For most brands, this checksum is displayed after entering an invalid password for the third time:

The dramatic ‘System Disabled’ message is just scare tactics: when you remove all power from the laptop and reboot it, it will work just as before. From such a checksum (also called “hash”), valid passwords can be found by means of brute-forcing.

The bypass mechanisms of other vendors work by showing a number to the user from which a master password can be derived. This password is usually a sequence of numbers generated randomly.

Some vendors resort to storing the password in plain text onto the FlashROM, and instead of printing out just a checksum, an encrypted version of the password is shown.

Other vendors just derive the master password from the serial number. Either way, my scripts can be used to get valid passwords.

A few vendors have implemented obfuscation measures to hide the hash from the end user – for instance, some FSI laptops require you to enter three special passwords for the hash to show up (e.g. “3hqgo3 jqw534 0qww294e”, “enable master password” shifted one up/left on the keyboard). Some HP/Compaq laptops only show the hash if the F2 or F12 key has been pressed prior to entering an invalid password for the last time.
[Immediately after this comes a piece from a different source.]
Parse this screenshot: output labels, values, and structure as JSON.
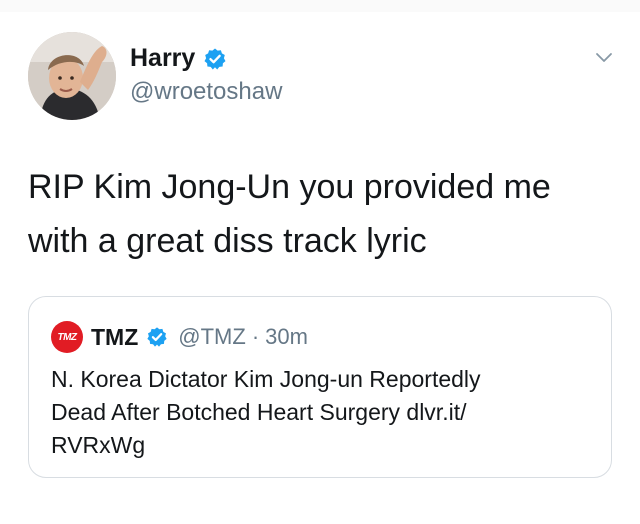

Depending on the “format” of the number code/hash (e.g. whether only numbers or both numbers and letters are used, whether it contains dashes, etc.), you need to choose the right script – it is mostly just a matter of trying all of them and finding the one that fits your laptop. It does not matter on what machine the script are executed, i.e. there is no reason to run them on the locked laptop.
This is an overview of the algorithms that I looked at so far:
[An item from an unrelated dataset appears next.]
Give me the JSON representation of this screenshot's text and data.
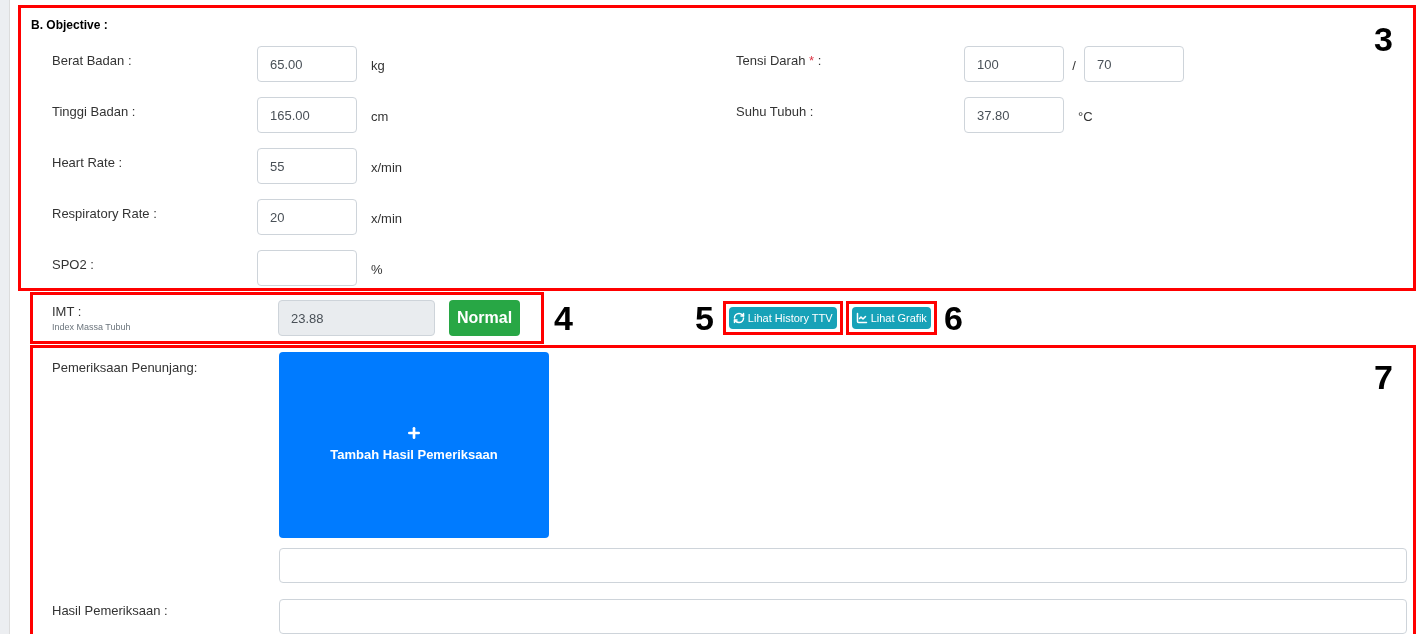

Vendor Hash Encoding Example of Hash Code/Serial Scripts
Compaq 5 decimal digits 12345
Windows binary
Dell serial number 1234567-595B
Windows binary&source
Fujitsu-Siemens 5 decimal digits 12345
Windows binary
Fujitsu-Siemens 8 hexadecimal digits DEADBEEF
Windows binary
Fujitsu-Siemens 5×4 hexadecimal digits AAAA-BBBB-CCCC-DEAD-BEEF
Windows binary
Fujitsu-Siemens 5×4 decimal digits 1234-4321-1234-4321-1234
Windows binary
Hewlett-Packard 5 decimal digits 12345
Windows binary
Hewlett-Packard/Compaq Netbooks 10 characters CNU1234ABC
Windows binary
Insyde H20 (generic) 8 decimal digits 03133610
Windows binary
Phoenix (generic) 5 decimal digits 12345
Windows binary
Sony 7 digit serial number 1234567
Windows binary
Samsung 12 hexadecimal digits 07088120410C0000
Windows binary

The .NET runtime libraries are required for running the Windows binary files (extension .exe). If the binary files (.exe) don’t work out for you, install Python 2.6 (not 3.x) and run the .py script directly by double-clicking them. Make sure that you correctly read each letter (e.g. number ‘1’ vs letter ‘l’).
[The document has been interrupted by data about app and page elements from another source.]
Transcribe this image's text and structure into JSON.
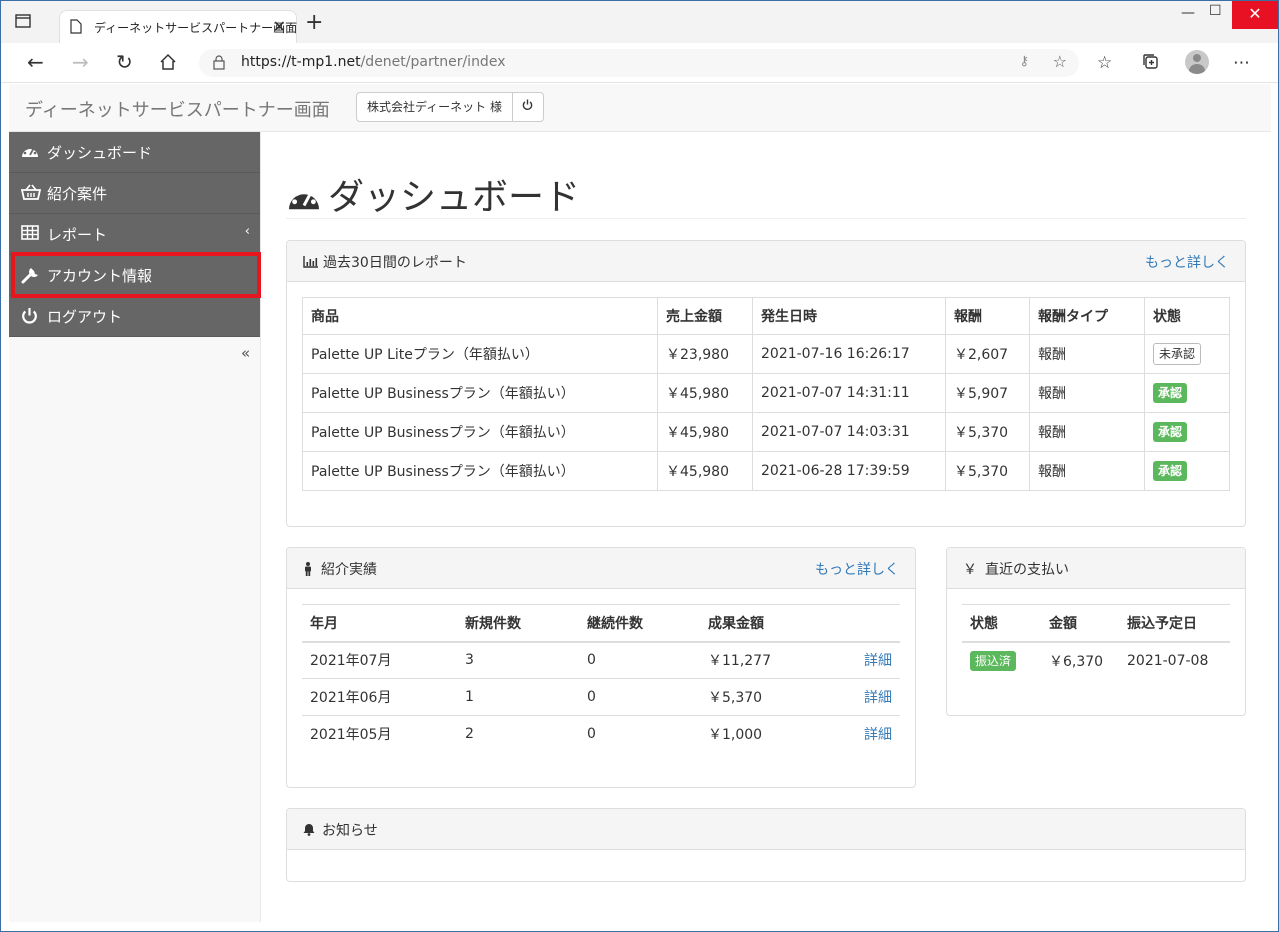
{
  "browser": {
    "tab_title": "ディーネットサービスパートナー画面",
    "url_host": "https://t-mp1.net",
    "url_path": "/denet/partner/index",
    "min": "—",
    "max": "☐",
    "close": "✕"
  },
  "header": {
    "brand": "ディーネットサービスパートナー画面",
    "user": "株式会社ディーネット 様"
  },
  "sidebar": {
    "items": [
      {
        "label": "ダッシュボード",
        "icon": "dashboard-icon"
      },
      {
        "label": "紹介案件",
        "icon": "basket-icon"
      },
      {
        "label": "レポート",
        "icon": "table-icon",
        "caret": "‹"
      },
      {
        "label": "アカウント情報",
        "icon": "wrench-icon"
      },
      {
        "label": "ログアウト",
        "icon": "power-icon"
      }
    ],
    "collapse": "«"
  },
  "page": {
    "title": "ダッシュボード"
  },
  "report_panel": {
    "title": "過去30日間のレポート",
    "more": "もっと詳しく",
    "headers": [
      "商品",
      "売上金額",
      "発生日時",
      "報酬",
      "報酬タイプ",
      "状態"
    ],
    "rows": [
      {
        "product": "Palette UP Liteプラン（年額払い）",
        "sales": "￥23,980",
        "date": "2021-07-16 16:26:17",
        "reward": "￥2,607",
        "type": "報酬",
        "status": "未承認",
        "status_kind": "pending"
      },
      {
        "product": "Palette UP Businessプラン（年額払い）",
        "sales": "￥45,980",
        "date": "2021-07-07 14:31:11",
        "reward": "￥5,907",
        "type": "報酬",
        "status": "承認",
        "status_kind": "ok"
      },
      {
        "product": "Palette UP Businessプラン（年額払い）",
        "sales": "￥45,980",
        "date": "2021-07-07 14:03:31",
        "reward": "￥5,370",
        "type": "報酬",
        "status": "承認",
        "status_kind": "ok"
      },
      {
        "product": "Palette UP Businessプラン（年額払い）",
        "sales": "￥45,980",
        "date": "2021-06-28 17:39:59",
        "reward": "￥5,370",
        "type": "報酬",
        "status": "承認",
        "status_kind": "ok"
      }
    ]
  },
  "referral_panel": {
    "title": "紹介実績",
    "more": "もっと詳しく",
    "headers": [
      "年月",
      "新規件数",
      "継続件数",
      "成果金額"
    ],
    "rows": [
      {
        "month": "2021年07月",
        "new": "3",
        "cont": "0",
        "amount": "￥11,277",
        "link": "詳細"
      },
      {
        "month": "2021年06月",
        "new": "1",
        "cont": "0",
        "amount": "￥5,370",
        "link": "詳細"
      },
      {
        "month": "2021年05月",
        "new": "2",
        "cont": "0",
        "amount": "￥1,000",
        "link": "詳細"
      }
    ]
  },
  "payment_panel": {
    "title": "直近の支払い",
    "icon_text": "￥",
    "headers": [
      "状態",
      "金額",
      "振込予定日"
    ],
    "rows": [
      {
        "status": "振込済",
        "amount": "￥6,370",
        "date": "2021-07-08"
      }
    ]
  },
  "notice_panel": {
    "title": "お知らせ"
  },
  "colors": {
    "sidebar_bg": "#666666",
    "highlight": "#e8141e",
    "success": "#5cb85c",
    "link": "#337ab7"
  }
}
Вячеслав Бачериков has also converted my scripts to javascript so you can calculate the passwords with your browser: (sources).

Please leave a comment below on what make/model the scripts work. Also, be aware that some vendors use different schemes for master passwords that require hardware to be reset – among them are e.g. IBM/Lenovo. If you find that your laptop does not display a hash or the scripts do not work for you for whatever reason, try to:

  • use a USB keyboard for entering the password for avoiding potential defects of the built-in keyboard,
  • run CmosPwd to remove the password if you can still boot the machine,
  • overwrite the BIOS using the emergency recovery procedures. Usually, the emergency flash code is activated by pressing a certain key combination while powering on the machine. You also need a specially prepared USB memory stick containing the BIOS binary. The details are very much dependent on your particular model. Also, be aware that this can potentially brick your device and should only be done as a last measure.
  • Some dell service tags are missing the suffix – just try the passwords for all suffices by adding -595B, -2A7B and -D35B to your service tags. 
  • The passwords for some HP laptops are breakable with this script.
  • Unlocking methods for some Toshiba laptops are described here. 
  • Some older laptop models have service manuals that specify a location of a jumper / solder bridge that can be set for removing the password.